EXERCISE GOAL: A faithful copy of every entry is the goal; keep the images out of it.

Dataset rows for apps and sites
━━━━━━

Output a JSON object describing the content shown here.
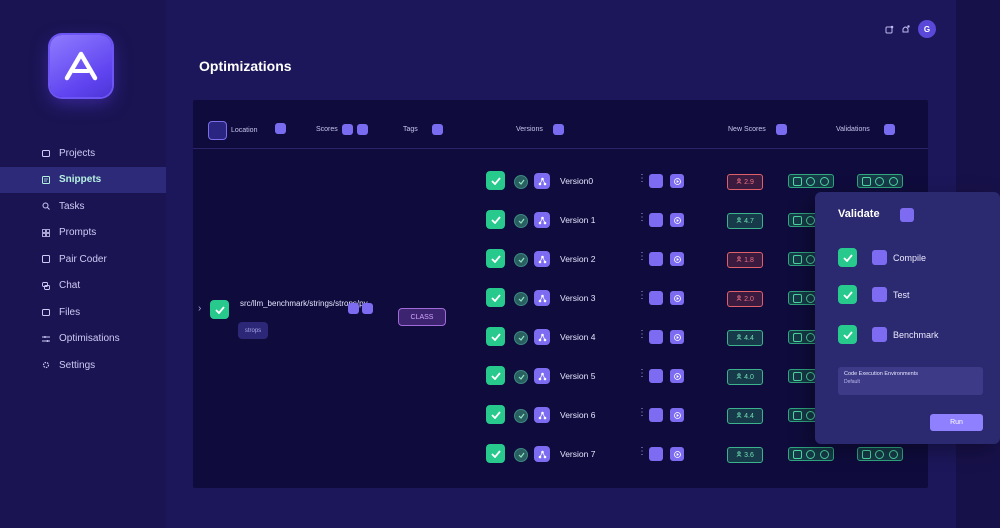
{
  "page": {
    "title": "Optimizations"
  },
  "user": {
    "avatar_initial": "G"
  },
  "sidebar": {
    "items": [
      {
        "label": "Projects",
        "icon": "folder-icon"
      },
      {
        "label": "Snippets",
        "icon": "snippet-icon",
        "active": true
      },
      {
        "label": "Tasks",
        "icon": "search-icon"
      },
      {
        "label": "Prompts",
        "icon": "grid-icon"
      },
      {
        "label": "Pair Coder",
        "icon": "code-icon"
      },
      {
        "label": "Chat",
        "icon": "chat-icon"
      },
      {
        "label": "Files",
        "icon": "folder-icon"
      },
      {
        "label": "Optimisations",
        "icon": "sliders-icon"
      },
      {
        "label": "Settings",
        "icon": "gear-icon"
      }
    ]
  },
  "table": {
    "headers": {
      "location": "Location",
      "scores": "Scores",
      "tags": "Tags",
      "versions": "Versions",
      "new_scores": "New Scores",
      "validations": "Validations"
    },
    "snippet": {
      "path": "src/llm_benchmark/strings/strops/py",
      "tag": "strops",
      "type_badge": "CLASS"
    },
    "versions": [
      {
        "label": "Version0",
        "score": "2.9",
        "status": "bad"
      },
      {
        "label": "Version 1",
        "score": "4.7",
        "status": "good"
      },
      {
        "label": "Version 2",
        "score": "1.8",
        "status": "bad"
      },
      {
        "label": "Version 3",
        "score": "2.0",
        "status": "bad"
      },
      {
        "label": "Version 4",
        "score": "4.4",
        "status": "good"
      },
      {
        "label": "Version 5",
        "score": "4.0",
        "status": "good"
      },
      {
        "label": "Version 6",
        "score": "4.4",
        "status": "good"
      },
      {
        "label": "Version 7",
        "score": "3.6",
        "status": "good"
      }
    ]
  },
  "validate_popup": {
    "title": "Validate",
    "options": [
      {
        "label": "Compile",
        "checked": true
      },
      {
        "label": "Test",
        "checked": true
      },
      {
        "label": "Benchmark",
        "checked": true
      }
    ],
    "env_label": "Code Execution Environments",
    "env_value": "Default",
    "run_label": "Run"
  },
  "colors": {
    "accent": "#7d6cf2",
    "success": "#27c98d",
    "danger": "#e0606a",
    "background": "#17114a"
  }
}
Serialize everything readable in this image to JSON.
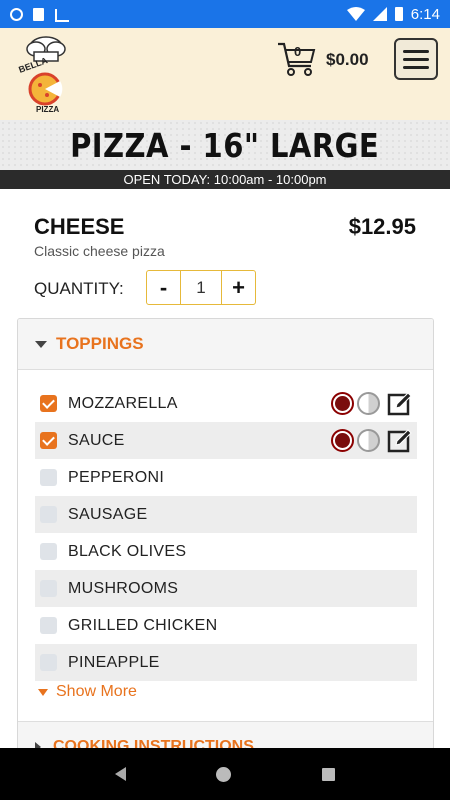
{
  "status_bar": {
    "time": "6:14",
    "background": "#1a74e8"
  },
  "header": {
    "logo_text": "BELLA PIZZA",
    "cart_count": "0",
    "cart_total": "$0.00",
    "menu_icon": "hamburger-icon"
  },
  "page": {
    "title": "PIZZA - 16\" LARGE",
    "hours": "OPEN TODAY: 10:00am - 10:00pm"
  },
  "product": {
    "name": "CHEESE",
    "price": "$12.95",
    "description": "Classic cheese pizza",
    "quantity_label": "QUANTITY:",
    "quantity_value": "1",
    "minus_label": "-",
    "plus_label": "+"
  },
  "toppings_section": {
    "label": "TOPPINGS",
    "items": [
      {
        "name": "MOZZARELLA",
        "checked": true
      },
      {
        "name": "SAUCE",
        "checked": true
      },
      {
        "name": "PEPPERONI",
        "checked": false
      },
      {
        "name": "SAUSAGE",
        "checked": false
      },
      {
        "name": "BLACK OLIVES",
        "checked": false
      },
      {
        "name": "MUSHROOMS",
        "checked": false
      },
      {
        "name": "GRILLED CHICKEN",
        "checked": false
      },
      {
        "name": "PINEAPPLE",
        "checked": false
      }
    ],
    "show_more": "Show More"
  },
  "cooking_section": {
    "label": "COOKING INSTRUCTIONS"
  },
  "colors": {
    "accent": "#e8731e",
    "header_bg": "#faf0d8",
    "checked": "#e8731e"
  }
}
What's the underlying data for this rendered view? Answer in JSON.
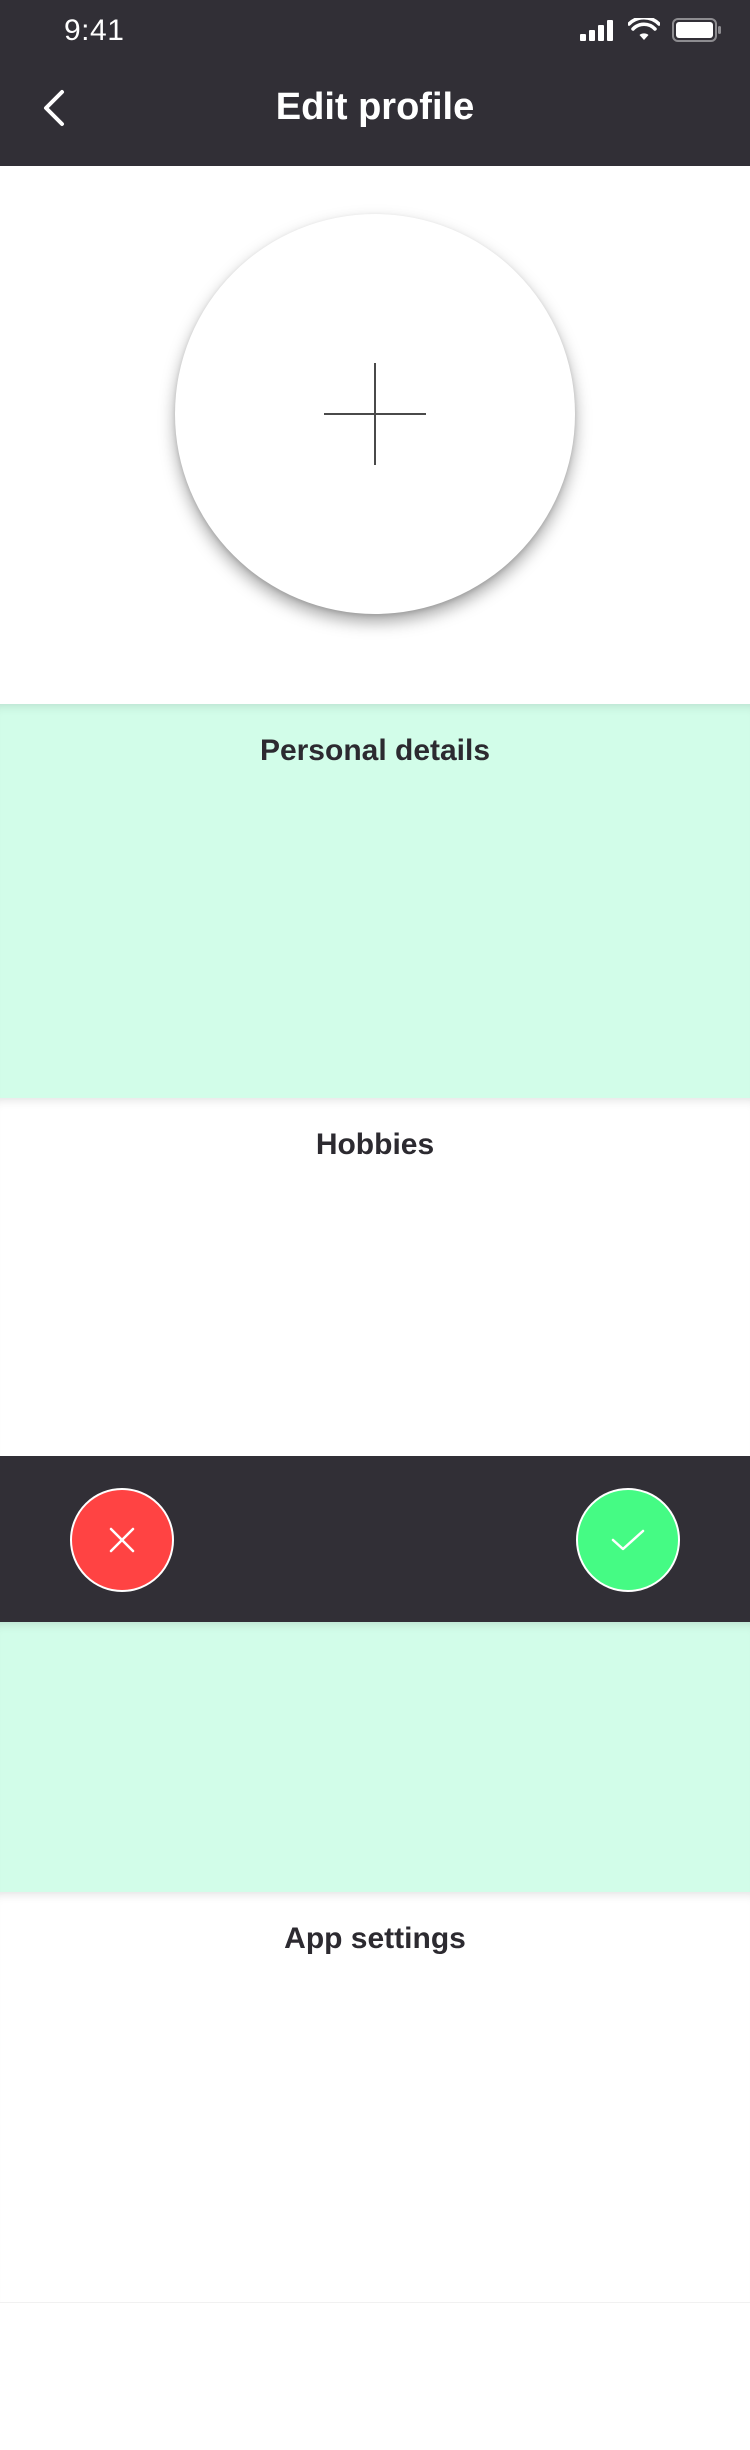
{
  "status_bar": {
    "time": "9:41"
  },
  "header": {
    "title": "Edit profile"
  },
  "sections": {
    "personal": {
      "title": "Personal details"
    },
    "hobbies": {
      "title": "Hobbies"
    },
    "app_settings": {
      "title": "App settings"
    }
  },
  "colors": {
    "header_bg": "#312f36",
    "mint": "#d2fde9",
    "cancel": "#ff4343",
    "confirm": "#45fb84"
  },
  "icons": {
    "back": "chevron-left-icon",
    "avatar_add": "plus-icon",
    "cancel": "close-icon",
    "confirm": "check-icon"
  }
}
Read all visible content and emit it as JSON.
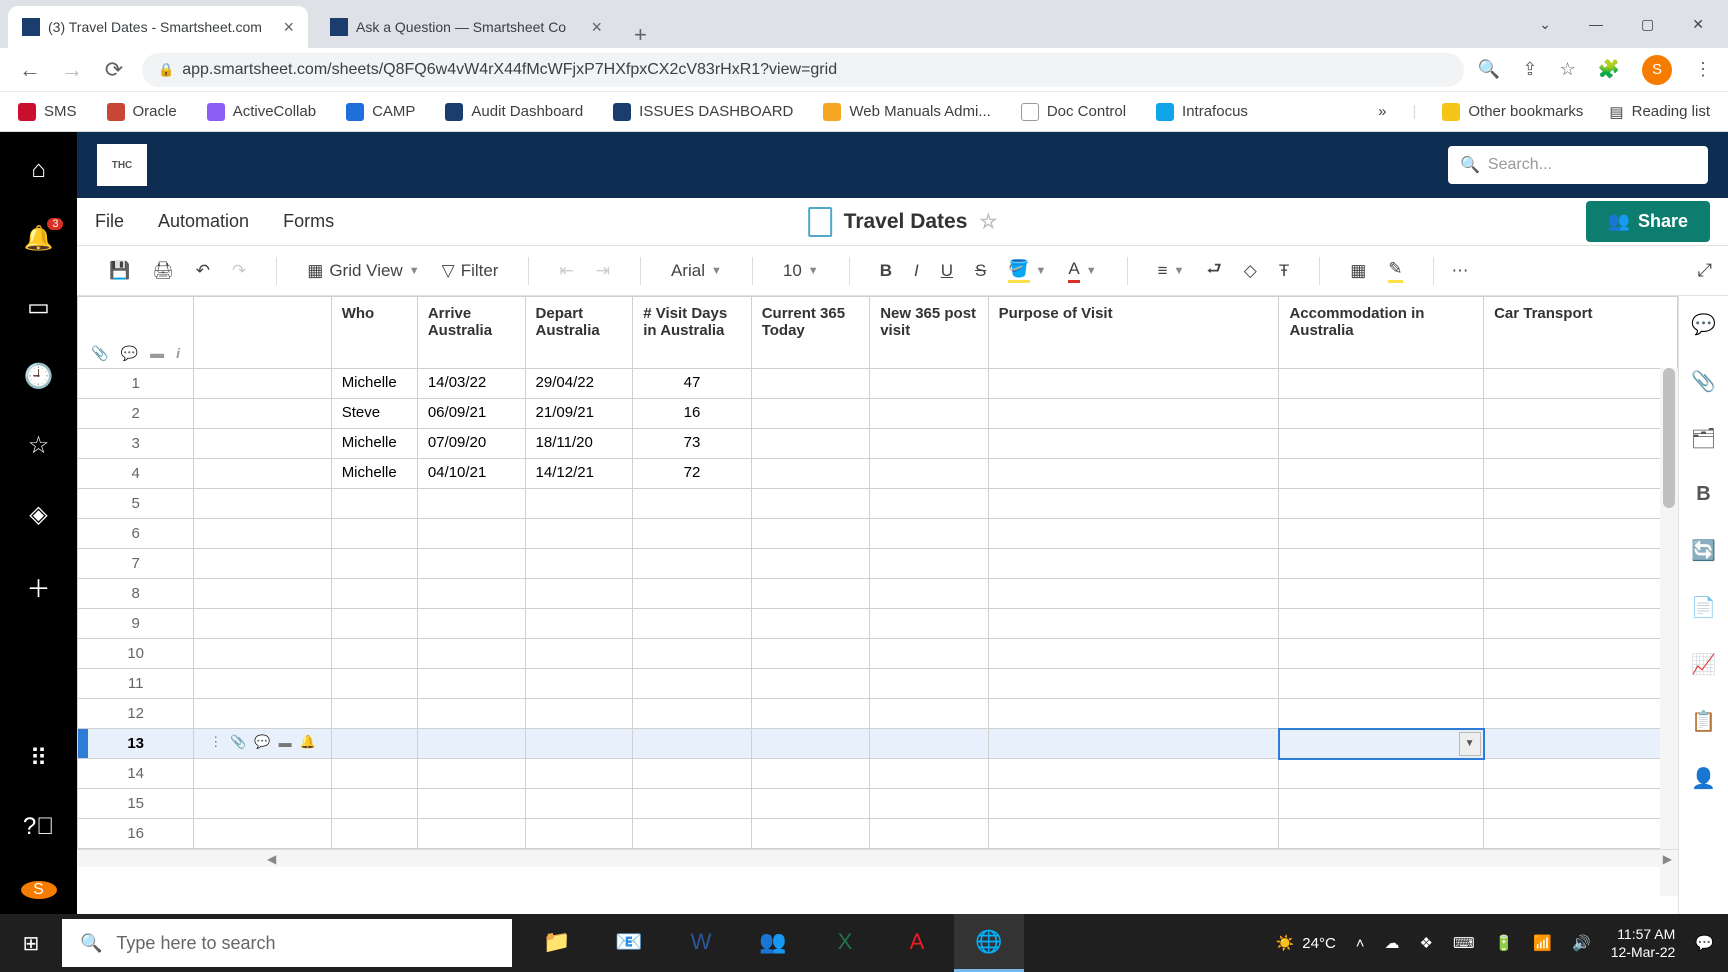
{
  "browser": {
    "tabs": [
      {
        "title": "(3) Travel Dates - Smartsheet.com",
        "active": true
      },
      {
        "title": "Ask a Question — Smartsheet Co",
        "active": false
      }
    ],
    "url": "app.smartsheet.com/sheets/Q8FQ6w4vW4rX44fMcWFjxP7HXfpxCX2cV83rHxR1?view=grid",
    "profile_letter": "S",
    "bookmarks": [
      "SMS",
      "Oracle",
      "ActiveCollab",
      "CAMP",
      "Audit Dashboard",
      "ISSUES DASHBOARD",
      "Web Manuals Admi...",
      "Doc Control",
      "Intrafocus"
    ],
    "other_bookmarks": "Other bookmarks",
    "reading_list": "Reading list"
  },
  "app": {
    "logo_text": "THC",
    "search_placeholder": "Search...",
    "notification_count": "3",
    "menus": [
      "File",
      "Automation",
      "Forms"
    ],
    "sheet_title": "Travel Dates",
    "share_label": "Share",
    "toolbar": {
      "view_label": "Grid View",
      "filter_label": "Filter",
      "font_name": "Arial",
      "font_size": "10"
    },
    "columns": [
      "Who",
      "Arrive Australia",
      "Depart Australia",
      "# Visit Days in Australia",
      "Current 365 Today",
      "New 365 post visit",
      "Purpose of Visit",
      "Accommodation in Australia",
      "Car Transport"
    ],
    "rows": [
      {
        "n": "1",
        "who": "Michelle",
        "arrive": "14/03/22",
        "depart": "29/04/22",
        "days": "47"
      },
      {
        "n": "2",
        "who": "Steve",
        "arrive": "06/09/21",
        "depart": "21/09/21",
        "days": "16"
      },
      {
        "n": "3",
        "who": "Michelle",
        "arrive": "07/09/20",
        "depart": "18/11/20",
        "days": "73"
      },
      {
        "n": "4",
        "who": "Michelle",
        "arrive": "04/10/21",
        "depart": "14/12/21",
        "days": "72"
      }
    ],
    "empty_rows": [
      "5",
      "6",
      "7",
      "8",
      "9",
      "10",
      "11",
      "12"
    ],
    "selected_row": "13",
    "trailing_rows": [
      "14",
      "15",
      "16"
    ],
    "rail_profile_letter": "S"
  },
  "taskbar": {
    "search_placeholder": "Type here to search",
    "weather": "24°C",
    "time": "11:57 AM",
    "date": "12-Mar-22"
  }
}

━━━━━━

EXERCISE SOLUTION:
Output a JSON object describing the content shown here.
{
  "page": {
    "title": "Optimizations"
  },
  "user": {
    "avatar_initial": "G"
  },
  "sidebar": {
    "items": [
      {
        "label": "Projects",
        "icon": "folder-icon"
      },
      {
        "label": "Snippets",
        "icon": "snippet-icon",
        "active": true
      },
      {
        "label": "Tasks",
        "icon": "search-icon"
      },
      {
        "label": "Prompts",
        "icon": "grid-icon"
      },
      {
        "label": "Pair Coder",
        "icon": "code-icon"
      },
      {
        "label": "Chat",
        "icon": "chat-icon"
      },
      {
        "label": "Files",
        "icon": "folder-icon"
      },
      {
        "label": "Optimisations",
        "icon": "sliders-icon"
      },
      {
        "label": "Settings",
        "icon": "gear-icon"
      }
    ]
  },
  "table": {
    "headers": {
      "location": "Location",
      "scores": "Scores",
      "tags": "Tags",
      "versions": "Versions",
      "new_scores": "New Scores",
      "validations": "Validations"
    },
    "snippet": {
      "path": "src/llm_benchmark/strings/strops/py",
      "tag": "strops",
      "type_badge": "CLASS"
    },
    "versions": [
      {
        "label": "Version0",
        "score": "2.9",
        "status": "bad"
      },
      {
        "label": "Version 1",
        "score": "4.7",
        "status": "good"
      },
      {
        "label": "Version 2",
        "score": "1.8",
        "status": "bad"
      },
      {
        "label": "Version 3",
        "score": "2.0",
        "status": "bad"
      },
      {
        "label": "Version 4",
        "score": "4.4",
        "status": "good"
      },
      {
        "label": "Version 5",
        "score": "4.0",
        "status": "good"
      },
      {
        "label": "Version 6",
        "score": "4.4",
        "status": "good"
      },
      {
        "label": "Version 7",
        "score": "3.6",
        "status": "good"
      }
    ]
  },
  "validate_popup": {
    "title": "Validate",
    "options": [
      {
        "label": "Compile",
        "checked": true
      },
      {
        "label": "Test",
        "checked": true
      },
      {
        "label": "Benchmark",
        "checked": true
      }
    ],
    "env_label": "Code Execution Environments",
    "env_value": "Default",
    "run_label": "Run"
  },
  "colors": {
    "accent": "#7d6cf2",
    "success": "#27c98d",
    "danger": "#e0606a",
    "background": "#17114a"
  }
}
Serialize everything readable in this image to JSON.
{
  "status_bar": {
    "time": "6:14",
    "background": "#1a74e8"
  },
  "header": {
    "logo_text": "BELLA PIZZA",
    "cart_count": "0",
    "cart_total": "$0.00",
    "menu_icon": "hamburger-icon"
  },
  "page": {
    "title": "PIZZA - 16\" LARGE",
    "hours": "OPEN TODAY: 10:00am - 10:00pm"
  },
  "product": {
    "name": "CHEESE",
    "price": "$12.95",
    "description": "Classic cheese pizza",
    "quantity_label": "QUANTITY:",
    "quantity_value": "1",
    "minus_label": "-",
    "plus_label": "+"
  },
  "toppings_section": {
    "label": "TOPPINGS",
    "items": [
      {
        "name": "MOZZARELLA",
        "checked": true
      },
      {
        "name": "SAUCE",
        "checked": true
      },
      {
        "name": "PEPPERONI",
        "checked": false
      },
      {
        "name": "SAUSAGE",
        "checked": false
      },
      {
        "name": "BLACK OLIVES",
        "checked": false
      },
      {
        "name": "MUSHROOMS",
        "checked": false
      },
      {
        "name": "GRILLED CHICKEN",
        "checked": false
      },
      {
        "name": "PINEAPPLE",
        "checked": false
      }
    ],
    "show_more": "Show More"
  },
  "cooking_section": {
    "label": "COOKING INSTRUCTIONS"
  },
  "colors": {
    "accent": "#e8731e",
    "header_bg": "#faf0d8",
    "checked": "#e8731e"
  }
}
What's the underlying data for this rendered view? Answer in JSON.
{
  "status_bar": {
    "time": "9:41"
  },
  "header": {
    "title": "Edit profile"
  },
  "sections": {
    "personal": {
      "title": "Personal details"
    },
    "hobbies": {
      "title": "Hobbies"
    },
    "app_settings": {
      "title": "App settings"
    }
  },
  "colors": {
    "header_bg": "#312f36",
    "mint": "#d2fde9",
    "cancel": "#ff4343",
    "confirm": "#45fb84"
  },
  "icons": {
    "back": "chevron-left-icon",
    "avatar_add": "plus-icon",
    "cancel": "close-icon",
    "confirm": "check-icon"
  }
}
Read all visible content and emit it as JSON.
{
  "browser": {
    "tabs": [
      {
        "title": "(3) Travel Dates - Smartsheet.com",
        "active": true
      },
      {
        "title": "Ask a Question — Smartsheet Co",
        "active": false
      }
    ],
    "url": "app.smartsheet.com/sheets/Q8FQ6w4vW4rX44fMcWFjxP7HXfpxCX2cV83rHxR1?view=grid",
    "profile_letter": "S",
    "bookmarks": [
      "SMS",
      "Oracle",
      "ActiveCollab",
      "CAMP",
      "Audit Dashboard",
      "ISSUES DASHBOARD",
      "Web Manuals Admi...",
      "Doc Control",
      "Intrafocus"
    ],
    "other_bookmarks": "Other bookmarks",
    "reading_list": "Reading list"
  },
  "app": {
    "logo_text": "THC",
    "search_placeholder": "Search...",
    "notification_count": "3",
    "menus": [
      "File",
      "Automation",
      "Forms"
    ],
    "sheet_title": "Travel Dates",
    "share_label": "Share",
    "toolbar": {
      "view_label": "Grid View",
      "filter_label": "Filter",
      "font_name": "Arial",
      "font_size": "10"
    },
    "columns": [
      "Who",
      "Arrive Australia",
      "Depart Australia",
      "# Visit Days in Australia",
      "Current 365 Today",
      "New 365 post visit",
      "Purpose of Visit",
      "Accommodation in Australia",
      "Car Transport"
    ],
    "rows": [
      {
        "n": "1",
        "who": "Michelle",
        "arrive": "14/03/22",
        "depart": "29/04/22",
        "days": "47"
      },
      {
        "n": "2",
        "who": "Steve",
        "arrive": "06/09/21",
        "depart": "21/09/21",
        "days": "16"
      },
      {
        "n": "3",
        "who": "Michelle",
        "arrive": "07/09/20",
        "depart": "18/11/20",
        "days": "73"
      },
      {
        "n": "4",
        "who": "Michelle",
        "arrive": "04/10/21",
        "depart": "14/12/21",
        "days": "72"
      }
    ],
    "empty_rows": [
      "5",
      "6",
      "7",
      "8",
      "9",
      "10",
      "11",
      "12"
    ],
    "selected_row": "13",
    "trailing_rows": [
      "14",
      "15",
      "16"
    ],
    "rail_profile_letter": "S"
  },
  "taskbar": {
    "search_placeholder": "Type here to search",
    "weather": "24°C",
    "time": "11:57 AM",
    "date": "12-Mar-22"
  }
}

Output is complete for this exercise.